Is A Plant-Based Diet A Fad?

The popularity of the plant-based diet could make it feel like it is a passing craze. A fad that is going to fizzle out when the next exciting new diet comes along. The truth is, we could all do with more plants in our diets. The health benefits are undeniable for children, teens and adults. If you have not been in the habit of eating plenty of plants, start small. Add a vegetable to your plate every evening; eat a fruit as a snack. You could even give meat-free Mondays a try and experiment with plant sources of protein. Your body will thank you for the extra nutrition.

References

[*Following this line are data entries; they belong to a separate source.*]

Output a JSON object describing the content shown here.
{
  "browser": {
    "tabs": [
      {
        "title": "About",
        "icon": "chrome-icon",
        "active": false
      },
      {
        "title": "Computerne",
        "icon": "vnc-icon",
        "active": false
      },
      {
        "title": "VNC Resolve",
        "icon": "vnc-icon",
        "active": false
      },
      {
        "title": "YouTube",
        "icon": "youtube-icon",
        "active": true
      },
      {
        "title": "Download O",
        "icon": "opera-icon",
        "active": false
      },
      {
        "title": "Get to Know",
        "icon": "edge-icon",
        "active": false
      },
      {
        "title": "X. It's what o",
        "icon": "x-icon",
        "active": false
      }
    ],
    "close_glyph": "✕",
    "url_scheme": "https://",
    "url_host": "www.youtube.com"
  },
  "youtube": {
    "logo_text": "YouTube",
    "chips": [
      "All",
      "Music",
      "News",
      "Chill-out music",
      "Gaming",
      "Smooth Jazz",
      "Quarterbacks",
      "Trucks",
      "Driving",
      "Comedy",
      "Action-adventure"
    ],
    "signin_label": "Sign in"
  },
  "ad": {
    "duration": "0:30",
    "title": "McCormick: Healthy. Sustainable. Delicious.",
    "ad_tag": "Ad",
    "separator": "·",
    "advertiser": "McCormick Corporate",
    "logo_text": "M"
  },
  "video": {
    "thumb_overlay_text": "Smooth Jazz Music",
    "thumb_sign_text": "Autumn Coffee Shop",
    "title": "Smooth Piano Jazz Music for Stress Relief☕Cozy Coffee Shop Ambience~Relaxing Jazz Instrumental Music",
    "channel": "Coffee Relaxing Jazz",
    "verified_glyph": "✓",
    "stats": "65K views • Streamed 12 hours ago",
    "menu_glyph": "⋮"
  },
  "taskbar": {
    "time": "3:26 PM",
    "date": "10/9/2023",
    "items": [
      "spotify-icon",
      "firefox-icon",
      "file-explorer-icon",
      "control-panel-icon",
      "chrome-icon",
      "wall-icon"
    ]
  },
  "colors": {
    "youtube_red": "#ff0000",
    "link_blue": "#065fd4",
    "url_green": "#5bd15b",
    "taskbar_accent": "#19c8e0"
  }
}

1. Nelson B. What If Everyone Stopped Eating Meat Once a Week? | Reader’s Digest [Internet]. Reader’s Digest. Reader’s Digest; 2020 [cited 2021 Nov 23]. Available from: https://www.rd.com/article/no-meat-once-a-week/
2. Storz MA. What makes a plant-based diet? a review of current concepts and proposal for a standardized plant-based dietary intervention checklist. European Journal of Clinical Nutrition [Internet]. 2021 Oct 21 [cited 2021 Nov 23]; Available from: http://dx.doi.org/10.1038/s41430-021-01023-z
3. Kim H, Caulfield LE, Garcia‐Larsen V, Steffen LM, Coresh J, Rebholz CM. Plant‐Based Diets Are Associated With a Lower Risk of Incident Cardiovascular Disease, Cardiovascular Disease Mortality, and All‐Cause Mortality in a General Population of Middle‐Aged Adults. Journal of the American Heart Association [Internet]. 2019 Aug 20 [cited 2021 Nov 23];(16). Available from: http://dx.doi.org/10.1161/JAHA.119.012865
4. Havermans RC, Rutten G, Bartelet D. Adolescent’s Willingness to Adopt a More Plant-Based Diet: A Theory-Based Interview Study. Frontiers in Nutrition [Internet]. 2021 Aug 30 [cited 2021 Nov 23]; Available from: http://dx.doi.org/10.3389/fnut.2021.688131
5. Havermans RC, Rutten G, Bartelet D. Adolescent’s Willingness to Adopt a More Plant-Based Diet: A Theory-Based Interview Study. Frontiers in Nutrition [Internet]. 2021 Aug 30 [cited 2021 Nov 23]; Available from: http://dx.doi.org/10.3389/fnut.2021.688131
6. Vegetarian diets in children and adolescents. Paediatrics and Child Health [Internet]. 2010 May 1 [cited 2021 Nov 23]; Available from: http://dx.doi.org/10.1093/pch/15.5.303